■ **Data**
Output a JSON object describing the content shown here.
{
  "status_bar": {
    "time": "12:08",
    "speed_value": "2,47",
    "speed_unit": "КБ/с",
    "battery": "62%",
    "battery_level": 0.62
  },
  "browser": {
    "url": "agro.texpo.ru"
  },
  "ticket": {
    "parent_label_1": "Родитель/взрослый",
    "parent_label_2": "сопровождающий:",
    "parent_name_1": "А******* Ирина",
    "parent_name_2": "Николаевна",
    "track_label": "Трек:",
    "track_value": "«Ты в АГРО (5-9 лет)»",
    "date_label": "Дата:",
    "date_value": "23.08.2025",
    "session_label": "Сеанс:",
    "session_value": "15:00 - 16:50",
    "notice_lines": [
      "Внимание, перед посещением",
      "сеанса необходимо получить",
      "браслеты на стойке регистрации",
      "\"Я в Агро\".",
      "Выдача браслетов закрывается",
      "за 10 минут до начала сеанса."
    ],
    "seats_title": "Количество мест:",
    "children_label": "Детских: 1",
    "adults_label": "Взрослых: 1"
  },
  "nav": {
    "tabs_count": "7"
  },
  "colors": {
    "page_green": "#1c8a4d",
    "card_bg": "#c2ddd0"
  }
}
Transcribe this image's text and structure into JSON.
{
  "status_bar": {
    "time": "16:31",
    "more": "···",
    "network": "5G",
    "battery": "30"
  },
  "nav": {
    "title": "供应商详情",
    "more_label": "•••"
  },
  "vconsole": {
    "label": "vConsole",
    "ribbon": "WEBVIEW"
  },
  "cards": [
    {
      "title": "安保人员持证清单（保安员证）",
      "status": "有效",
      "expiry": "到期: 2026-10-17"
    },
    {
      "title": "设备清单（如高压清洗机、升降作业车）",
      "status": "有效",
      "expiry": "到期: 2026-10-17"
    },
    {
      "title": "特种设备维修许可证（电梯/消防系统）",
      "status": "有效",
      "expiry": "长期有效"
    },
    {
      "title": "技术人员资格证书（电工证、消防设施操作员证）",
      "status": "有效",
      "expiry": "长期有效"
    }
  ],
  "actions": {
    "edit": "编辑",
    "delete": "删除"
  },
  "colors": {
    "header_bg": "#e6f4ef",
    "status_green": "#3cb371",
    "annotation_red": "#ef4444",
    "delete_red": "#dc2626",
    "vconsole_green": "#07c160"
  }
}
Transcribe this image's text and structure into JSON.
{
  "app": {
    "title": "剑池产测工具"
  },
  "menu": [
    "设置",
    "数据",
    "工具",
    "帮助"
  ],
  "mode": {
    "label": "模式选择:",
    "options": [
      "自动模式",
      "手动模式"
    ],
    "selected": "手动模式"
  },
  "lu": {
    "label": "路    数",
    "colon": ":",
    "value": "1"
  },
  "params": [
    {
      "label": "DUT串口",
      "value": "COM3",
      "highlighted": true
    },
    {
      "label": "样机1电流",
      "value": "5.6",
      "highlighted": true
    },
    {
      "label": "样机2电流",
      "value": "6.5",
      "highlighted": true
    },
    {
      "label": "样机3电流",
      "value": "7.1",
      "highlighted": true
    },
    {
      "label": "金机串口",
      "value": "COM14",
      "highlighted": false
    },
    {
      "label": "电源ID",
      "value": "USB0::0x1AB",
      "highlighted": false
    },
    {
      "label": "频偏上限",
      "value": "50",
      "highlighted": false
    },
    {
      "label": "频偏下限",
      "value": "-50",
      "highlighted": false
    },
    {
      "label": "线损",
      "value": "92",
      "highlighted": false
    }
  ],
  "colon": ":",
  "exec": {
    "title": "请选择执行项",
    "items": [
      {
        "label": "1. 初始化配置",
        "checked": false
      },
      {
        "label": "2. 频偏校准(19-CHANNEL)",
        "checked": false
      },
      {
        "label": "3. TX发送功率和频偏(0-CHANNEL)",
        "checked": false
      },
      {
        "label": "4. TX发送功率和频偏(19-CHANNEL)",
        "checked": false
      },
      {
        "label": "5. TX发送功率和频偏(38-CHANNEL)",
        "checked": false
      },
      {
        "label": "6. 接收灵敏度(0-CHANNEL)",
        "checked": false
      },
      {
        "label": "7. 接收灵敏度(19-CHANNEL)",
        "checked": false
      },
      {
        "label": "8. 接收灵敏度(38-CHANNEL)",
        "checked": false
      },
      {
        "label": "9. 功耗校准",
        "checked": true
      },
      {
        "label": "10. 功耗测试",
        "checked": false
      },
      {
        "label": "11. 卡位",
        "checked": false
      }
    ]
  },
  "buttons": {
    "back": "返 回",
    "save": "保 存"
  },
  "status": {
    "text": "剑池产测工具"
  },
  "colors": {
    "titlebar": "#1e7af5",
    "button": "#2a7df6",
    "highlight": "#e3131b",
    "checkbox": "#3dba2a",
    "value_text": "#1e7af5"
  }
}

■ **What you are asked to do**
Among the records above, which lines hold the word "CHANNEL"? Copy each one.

■ **Response to this task**
        "label": "2. 频偏校准(19-CHANNEL)",
        "label": "3. TX发送功率和频偏(0-CHANNEL)",
        "label": "4. TX发送功率和频偏(19-CHANNEL)",
        "label": "5. TX发送功率和频偏(38-CHANNEL)",
        "label": "6. 接收灵敏度(0-CHANNEL)",
        "label": "7. 接收灵敏度(19-CHANNEL)",
        "label": "8. 接收灵敏度(38-CHANNEL)",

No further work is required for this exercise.